|STS-71||Atlantis||June 27, 1995||Spacelab-Mir||Module LM2|
|STS-73||Columbia||October 20, 1995||USML-2||Module LM1||EDO|
|STS-75||Columbia||February 22, 1996||Pallet|
|STS-78||Columbia||June 20, 1996||LMS||Module LM2||EDO|
|STS-82||Discovery||February 21, 1997||Pallet|
|STS-83||Columbia||April 4, 1997||MSL-1||Module LM1||EDO|
|STS-94||Columbia||July 1, 1997||MSL-1R||Module LM1||EDO|
|STS-90||Columbia||April 17, 1998||Neurolab||Module LM2||EDO|
|STS-99||Endeavour||February 11, 2000||SRTM||Pallet|
Besides contributing to ESA missions, Germany and Japan each funded their own Space Shuttle and Spacelab missions. Although superficially similar to other flights, they were actually the first and only non-U.S. and non-European manned space missions with complete German and Japan control.
The first West German mission Deutschland 1 (Spacelab-D1, DLR-1, NASA designation STS-61-A) took place in 1985. A second similar mission, Deutschland 2 (Spacelab-D2, DLR-2, NASA designation STS-55), was first planned for 1988, but due to the Space Shuttle Challenger disaster, was delayed until 1993. It became the first German manned space mission after German reunification.
The only Japan mission, Spacelab-J (NASA designation STS-47), took place in 1992.
Spacelab-4, Spacelab-5 and other planned Spacelab missions were cancelled due to the late development of the Shuttle and the Challenger disaster.
The legacy of Spacelab lives on in the form of the MPLMs and the systems derived from it. These systems include the ATV and Cygnus spacecraft used to transfer payloads to the International Space Station, and the Columbus, Harmony and Tranquility modules of the International Space Station.
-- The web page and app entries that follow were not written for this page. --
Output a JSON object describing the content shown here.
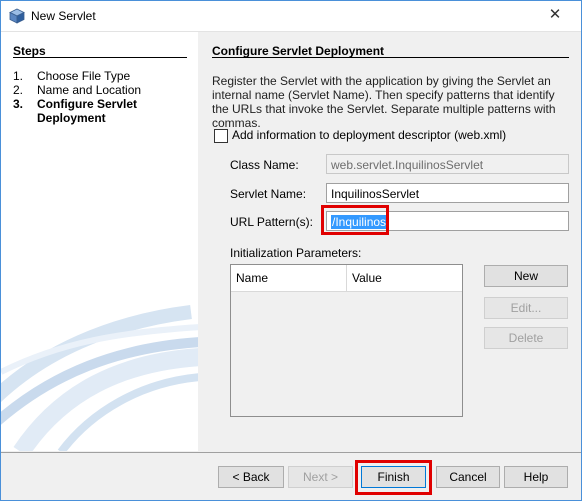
{
  "window": {
    "title": "New Servlet",
    "close_glyph": "✕"
  },
  "steps": {
    "title": "Steps",
    "items": [
      {
        "num": "1.",
        "label": "Choose File Type"
      },
      {
        "num": "2.",
        "label": "Name and Location"
      },
      {
        "num": "3.",
        "label": "Configure Servlet Deployment"
      }
    ],
    "current_index": 2
  },
  "main": {
    "title": "Configure Servlet Deployment",
    "description": "Register the Servlet with the application by giving the Servlet an internal name (Servlet Name). Then specify patterns that identify the URLs that invoke the Servlet. Separate multiple patterns with commas.",
    "deployment_descriptor": {
      "label": "Add information to deployment descriptor (web.xml)",
      "checked": false
    },
    "class_name": {
      "label": "Class Name:",
      "value": "web.servlet.InquilinosServlet",
      "enabled": false
    },
    "servlet_name": {
      "label": "Servlet Name:",
      "value": "InquilinosServlet"
    },
    "url_pattern": {
      "label": "URL Pattern(s):",
      "value": "/Inquilinos",
      "selected": true
    },
    "init_params": {
      "label": "Initialization Parameters:",
      "columns": [
        "Name",
        "Value"
      ],
      "rows": []
    },
    "buttons": {
      "new": "New",
      "edit": "Edit...",
      "delete": "Delete"
    }
  },
  "footer": {
    "back": "< Back",
    "next": "Next >",
    "finish": "Finish",
    "cancel": "Cancel",
    "help": "Help"
  },
  "colors": {
    "highlight": "#e00000",
    "selection": "#3399ff",
    "panel": "#f0f0f0"
  }
}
|Wikimedia Commons has media related to Spacelab.|